There was considerable regional variety, with Albania by far the most accepting regionally, with Macedonia at the bottom of the table, with Croatia towards the bottom of the accepting league table. Interestingly, one of the Croatian eemigration hot spots in recent years, Ireland, came in second.
The Croatian judicial system has come under scrutiny recently, with some rather unusual verdicts.
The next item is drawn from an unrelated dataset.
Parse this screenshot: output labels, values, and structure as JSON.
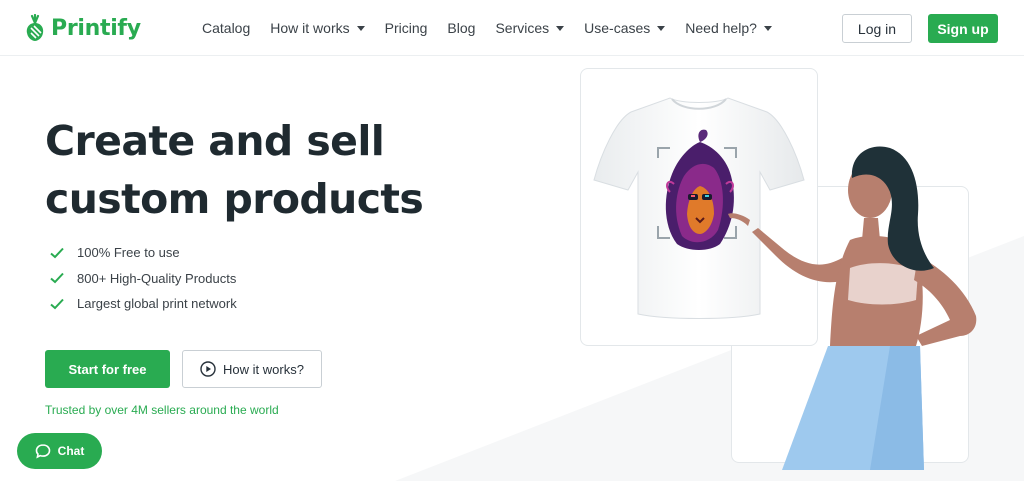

But how does confidence in Croatian courts compare to other countries?
Given some of the dubious verdicts in Croatian courts during my time here, I was a little surprised that Croatia came as high as it did.
Pretty positive, or at least it was back back in 2016 when the Gallup poll came out.
2019 marks 10 years since Croatia joined NATO. How does Croatia feel about that almost a decade after joining?
Perhaps understandably, Kosovo tops the list at 90%, with Serbia – equally understandably at the bottom on 6% – with feelings in Croatia pretty favourable.
The LGBT scene is growing slowly in Croatia, but how are feelings towards it in Croatia, compared to elsewhere?
“In Croatia, an 18-point jump took place in those who feel their area is a good place for gay people to live in 2014. This was the same year in which Croatian lawmakers passed “life partners” legislation, which gave same-sex couples similar rights to married heterosexuals, but still denied them certain rights such as adopting children. In 2013, Croatian voters had banned gay marriage via a referendum.”
Croatia is a very conservative country, and religion is an important part of the social fabric. There are 15 recognised churches in the country, although the country is overwhelmingly Catholic (about 86%). Learn more about religion in Croatia.
For many, however, Croatia is the land of sporting dreams. This tiny country has a consistent record of punching above its weight in a number of sports. None will forget the magic of Croatia’s magical run all the way to the World Cup Final in Moscow in 2018.
Along with being crowned Davis Cup tennis champions for the second time, this capped an incredible 2018 for Croatian sport. Check out the TCN Croatia Sport 2018: A Year in Review.
Learn more about the incredible sporting pedigree of Croatia in the Total Croatia introduction to Croatian sports.